Elevator break-downs are common, and the elevator capacity is much smaller than on other ships.
The lack of a central stairway is highly annoying. One exists, but it’s for crew only. You have to take the elevators mid-ship or else walk aft or forward to reach the stairways.
Our room safe failed during our stay, and we had to call maintenance to change the four AA batteries that power the thing. It was an inconvenience, but service was prompt.
You’ll miss the outdoor promenade deck that goes all the way around a ship under cover on deck 4 or 5. This ship has a few seating areas on this level but they end.

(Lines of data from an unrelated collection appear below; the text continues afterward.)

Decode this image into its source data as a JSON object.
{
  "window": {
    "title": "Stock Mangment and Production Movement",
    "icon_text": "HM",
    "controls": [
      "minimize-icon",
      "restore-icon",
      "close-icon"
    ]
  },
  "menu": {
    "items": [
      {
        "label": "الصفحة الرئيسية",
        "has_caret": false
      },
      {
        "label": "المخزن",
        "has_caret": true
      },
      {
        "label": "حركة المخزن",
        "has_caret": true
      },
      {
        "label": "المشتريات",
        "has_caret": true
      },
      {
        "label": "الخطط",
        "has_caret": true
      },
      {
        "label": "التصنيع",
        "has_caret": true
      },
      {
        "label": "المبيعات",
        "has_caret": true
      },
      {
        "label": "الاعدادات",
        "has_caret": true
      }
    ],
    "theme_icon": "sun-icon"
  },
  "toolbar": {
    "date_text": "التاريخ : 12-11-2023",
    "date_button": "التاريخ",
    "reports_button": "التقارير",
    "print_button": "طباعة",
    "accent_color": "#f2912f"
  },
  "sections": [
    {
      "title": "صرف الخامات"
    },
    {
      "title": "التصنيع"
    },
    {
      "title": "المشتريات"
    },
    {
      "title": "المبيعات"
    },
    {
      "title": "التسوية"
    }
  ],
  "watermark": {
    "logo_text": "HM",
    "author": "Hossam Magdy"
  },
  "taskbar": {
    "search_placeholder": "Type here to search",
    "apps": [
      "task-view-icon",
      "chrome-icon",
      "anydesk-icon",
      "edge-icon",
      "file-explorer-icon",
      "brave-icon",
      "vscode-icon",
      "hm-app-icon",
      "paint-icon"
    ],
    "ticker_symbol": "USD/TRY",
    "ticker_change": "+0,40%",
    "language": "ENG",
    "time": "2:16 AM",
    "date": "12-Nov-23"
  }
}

If you want to walk all the way around, you have to go at the pool deck or higher and be in the sun.
I would prefer a glass shower door to an unsanitary curtain.
The four rows of rear seats in the Princess Theatre need to be tiered. Seats are crammed into the theatre with central aisles only and no drink holders.
Our dining room service was very slow, but that may be the fault of our assistant waiter who did nothing except carry the meal orders from the dining room. Our waiter refilled the water glasses at our request, and he never once asked if we wanted more rolls or went out of his way to do anything special.
Cabins are very small with no sofas like in the balcony staterooms on RCCL. The standard balconies are even smaller. They barely fit two chairs and a cheap table.
Ports of Call included a barbecue beach lunch at Princess Cays in the Bahamas, St. Thomas and St. Maarten. I’ve written about these before in previous posts and didn’t do anything new this time except walk around, shop, and lunch in town. Look under Cruising in my blog Archives if you want to catch up on prior voyages. We had lunch in the Greenhouse restaurant at both locations. The one at St. Maarten had free WiFi if you sat inside, which still has an open air view of the water.
On our last day at sea, we went out on deck in the morning after a rainstorm to see a brilliant rainbow stretching all the way across the sky. How fantastic is this, folks?
Here we took RCCL’s Best of St. Thomas tour to see the St. Peter Greathouse which opened to the public fairly recently. Owned by a governor initially, the house passed into various hands before being turned into a tourist attraction and catering hall. Our open air bus made two stops along the way at scenic overlooks, but the view from this impressive estate surpassed them.
The house itself exudes tropical ambiance with its expansive windows and comfortable furnishings.
Along with a gift shop and snack bar, there’s a planked nature walk that I enjoyed the most. Surrounded by lush tropical foliage, you descend a boardwalk into the jungle via a series of steps and then climb back up. It’s not too strenuous, and the fruity rum punch we had beforehand fortified us. This is a worthwhile tour if you want to get a taste of St. Thomas’s lush beauty. It took about 3 hours, so if you book an early morning excursion, you’ll still have plenty of time for shopping in town.
Back at Charlotte Amalie, the port town, we had lunch at the Green House. I recommend this restaurant or Café Amici in an alley near A.H. Riise. Once fed, we trekked uphill about 3 blocks to visit the old Jewish synagogue. It’s a sturdy building that has been here since the 1700’s. Sand covers the floor, and there’s a small gift shop off to the side.
Back downhill, we stormed the shops along Main Street. My favorite stores are Imperial Jewelers, Cardow’s, Ballerina Jewelers, and Royal Caribbean (not related to cruise line). A.H. Riise still has the best liquor selection, cosmetics, perfumes, rum balls, hook bracelets, and more. If you dock near Havensight Mall, you have a chance for more last minute shopping before the ship sails.